Collect every line of the records below that contains the word "time".

....................

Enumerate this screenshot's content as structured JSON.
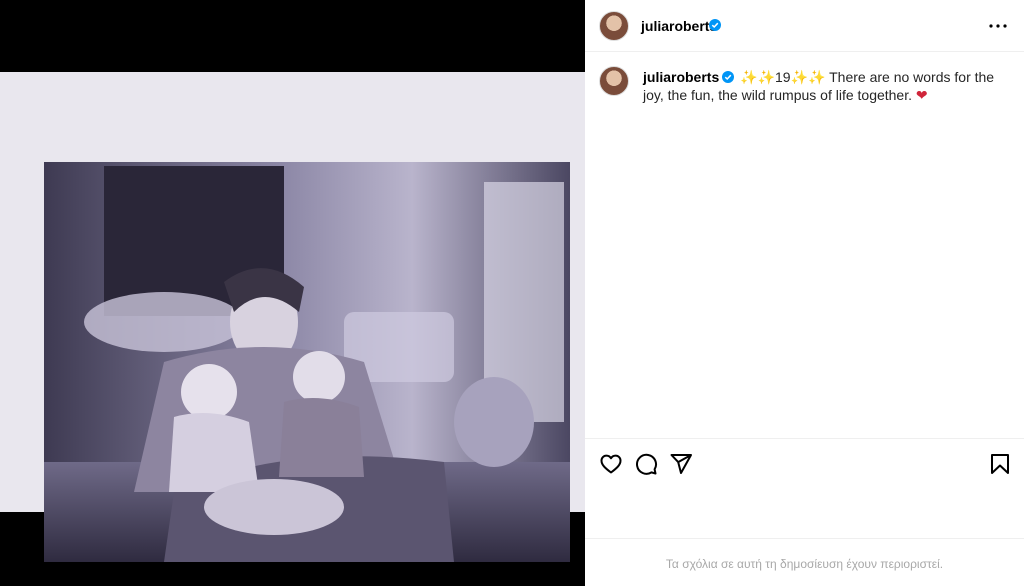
{
  "post": {
    "username": "juliaroberts",
    "verified": true,
    "caption": {
      "emoji_prefix": "✨✨",
      "number": "19",
      "emoji_suffix": "✨✨",
      "text": " There are no words for the joy, the fun, the wild rumpus of life together. ",
      "emoji_end": "❤"
    }
  },
  "header": {
    "more_icon": "more-horizontal-icon"
  },
  "actions": {
    "like_icon": "heart-icon",
    "comment_icon": "comment-icon",
    "share_icon": "send-icon",
    "save_icon": "bookmark-icon"
  },
  "footer": {
    "comments_notice": "Τα σχόλια σε αυτή τη δημοσίευση έχουν περιοριστεί."
  },
  "colors": {
    "verified": "#0095f6",
    "muted_text": "#a8a8a8",
    "divider": "#efefef",
    "media_background": "#000000"
  }
}
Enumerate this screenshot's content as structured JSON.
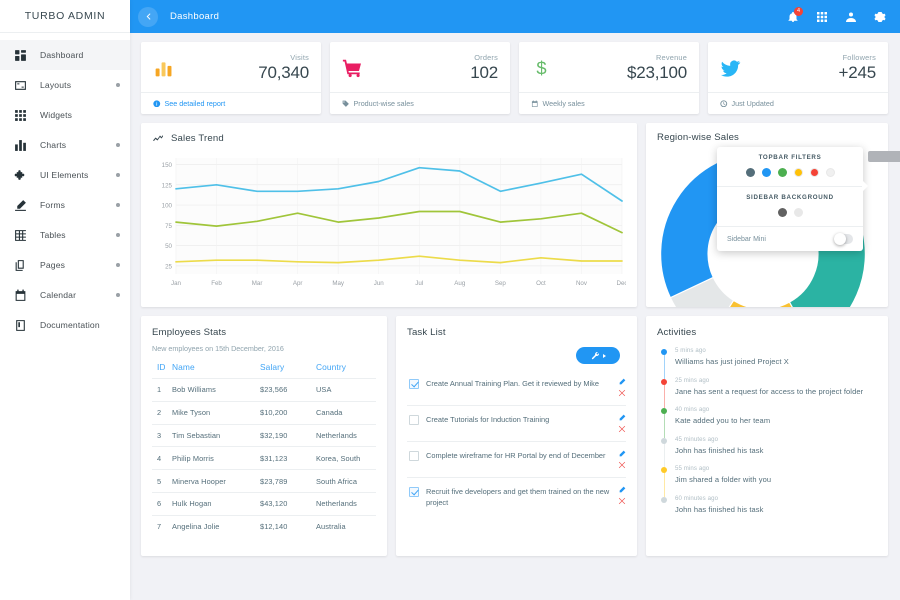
{
  "sidebar": {
    "brand": "TURBO ADMIN",
    "items": [
      {
        "label": "Dashboard",
        "icon": "dashboard-icon",
        "caret": false,
        "active": true
      },
      {
        "label": "Layouts",
        "icon": "layouts-icon",
        "caret": true,
        "active": false
      },
      {
        "label": "Widgets",
        "icon": "widgets-icon",
        "caret": false,
        "active": false
      },
      {
        "label": "Charts",
        "icon": "charts-icon",
        "caret": true,
        "active": false
      },
      {
        "label": "UI Elements",
        "icon": "puzzle-icon",
        "caret": true,
        "active": false
      },
      {
        "label": "Forms",
        "icon": "pencil-icon",
        "caret": true,
        "active": false
      },
      {
        "label": "Tables",
        "icon": "table-icon",
        "caret": true,
        "active": false
      },
      {
        "label": "Pages",
        "icon": "pages-icon",
        "caret": true,
        "active": false
      },
      {
        "label": "Calendar",
        "icon": "calendar-icon",
        "caret": true,
        "active": false
      },
      {
        "label": "Documentation",
        "icon": "book-icon",
        "caret": false,
        "active": false
      }
    ]
  },
  "topbar": {
    "title": "Dashboard",
    "back_icon": "chevron-left-icon",
    "accent_color": "#2196f3",
    "notification_count": "4",
    "icons": [
      "bell-icon",
      "apps-grid-icon",
      "user-icon",
      "gear-icon"
    ]
  },
  "stats": [
    {
      "label": "Visits",
      "value": "70,340",
      "icon": "bar-chart-icon",
      "icon_color": "#f6a623",
      "foot_text": "See detailed report",
      "foot_icon": "info-icon",
      "foot_icon_color": "#2196f3",
      "foot_text_color": "#2196f3"
    },
    {
      "label": "Orders",
      "value": "102",
      "icon": "shopping-cart-icon",
      "icon_color": "#e91e63",
      "foot_text": "Product-wise sales",
      "foot_icon": "tag-icon",
      "foot_icon_color": "#78909c",
      "foot_text_color": "#78909c"
    },
    {
      "label": "Revenue",
      "value": "$23,100",
      "icon": "dollar-icon",
      "icon_color": "#66bb6a",
      "foot_text": "Weekly sales",
      "foot_icon": "calendar-icon",
      "foot_icon_color": "#78909c",
      "foot_text_color": "#78909c"
    },
    {
      "label": "Followers",
      "value": "+245",
      "icon": "twitter-icon",
      "icon_color": "#29b6f6",
      "foot_text": "Just Updated",
      "foot_icon": "clock-icon",
      "foot_icon_color": "#78909c",
      "foot_text_color": "#78909c"
    }
  ],
  "sales_card": {
    "title": "Sales Trend",
    "icon": "trend-line-icon"
  },
  "region_card": {
    "title": "Region-wise Sales",
    "icon": "donut-icon"
  },
  "theme_panel": {
    "topbar_title": "TOPBAR FILTERS",
    "topbar_colors": [
      "#546e7a",
      "#2196f3",
      "#4caf50",
      "#ffc107",
      "#f44336",
      "#f0f0f0"
    ],
    "sidebar_title": "SIDEBAR BACKGROUND",
    "sidebar_colors": [
      "#616161",
      "#e8e8e8"
    ],
    "toggle_label": "Sidebar Mini",
    "toggle_on": false
  },
  "employees": {
    "title": "Employees Stats",
    "subtitle": "New employees on 15th December, 2016",
    "columns": [
      "ID",
      "Name",
      "Salary",
      "Country"
    ],
    "rows": [
      [
        "1",
        "Bob Williams",
        "$23,566",
        "USA"
      ],
      [
        "2",
        "Mike Tyson",
        "$10,200",
        "Canada"
      ],
      [
        "3",
        "Tim Sebastian",
        "$32,190",
        "Netherlands"
      ],
      [
        "4",
        "Philip Morris",
        "$31,123",
        "Korea, South"
      ],
      [
        "5",
        "Minerva Hooper",
        "$23,789",
        "South Africa"
      ],
      [
        "6",
        "Hulk Hogan",
        "$43,120",
        "Netherlands"
      ],
      [
        "7",
        "Angelina Jolie",
        "$12,140",
        "Australia"
      ]
    ]
  },
  "tasks": {
    "title": "Task List",
    "action_icon": "wrench-icon",
    "items": [
      {
        "text": "Create Annual Training Plan. Get it reviewed by Mike",
        "done": true
      },
      {
        "text": "Create Tutorials for Induction Training",
        "done": false
      },
      {
        "text": "Complete wireframe for HR Portal by end of December",
        "done": false
      },
      {
        "text": "Recruit five developers and get them trained on the new project",
        "done": true
      }
    ],
    "edit_icon": "pencil-icon",
    "delete_icon": "close-x-icon"
  },
  "activities": {
    "title": "Activities",
    "items": [
      {
        "time": "5 mins ago",
        "text": "Williams has just joined Project X",
        "color": "#2196f3"
      },
      {
        "time": "25 mins ago",
        "text": "Jane has sent a request for access to the project folder",
        "color": "#f44336"
      },
      {
        "time": "40 mins ago",
        "text": "Kate added you to her team",
        "color": "#4caf50"
      },
      {
        "time": "45 minutes ago",
        "text": "John has finished his task",
        "color": "#cfd8dc"
      },
      {
        "time": "55 mins ago",
        "text": "Jim shared a folder with you",
        "color": "#ffca28"
      },
      {
        "time": "60 minutes ago",
        "text": "John has finished his task",
        "color": "#cfd8dc"
      }
    ]
  },
  "chart_data": [
    {
      "type": "line",
      "title": "Sales Trend",
      "xlabel": "",
      "ylabel": "",
      "grid": true,
      "legend": "none",
      "x": [
        "Jan",
        "Feb",
        "Mar",
        "Apr",
        "May",
        "Jun",
        "Jul",
        "Aug",
        "Sep",
        "Oct",
        "Nov",
        "Dec"
      ],
      "ylim": [
        15,
        158
      ],
      "yticks": [
        25,
        50,
        75,
        100,
        125,
        150
      ],
      "series": [
        {
          "name": "Series 1",
          "color": "#4fc0e8",
          "values": [
            120,
            125,
            117,
            117,
            120,
            129,
            146,
            142,
            117,
            127,
            138,
            105
          ]
        },
        {
          "name": "Series 2",
          "color": "#a0c53a",
          "values": [
            79,
            74,
            80,
            90,
            79,
            84,
            92,
            92,
            79,
            83,
            90,
            66
          ]
        },
        {
          "name": "Series 3",
          "color": "#ecdb4a",
          "values": [
            30,
            32,
            32,
            30,
            29,
            32,
            37,
            32,
            29,
            35,
            31,
            31
          ]
        }
      ]
    },
    {
      "type": "pie",
      "title": "Region-wise Sales",
      "donut": true,
      "labels": [
        "Teal region",
        "Amber region",
        "Grey region",
        "Blue region"
      ],
      "values": [
        42,
        17,
        9,
        32
      ],
      "colors": [
        "#2bb3a3",
        "#f9c132",
        "#e4e7e8",
        "#2196f3"
      ]
    }
  ]
}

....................

## WRITTEN RESPONSE
        "time": "5 mins ago",
        "time": "25 mins ago",
        "time": "40 mins ago",
        "time": "45 minutes ago",
        "time": "55 mins ago",
        "time": "60 minutes ago",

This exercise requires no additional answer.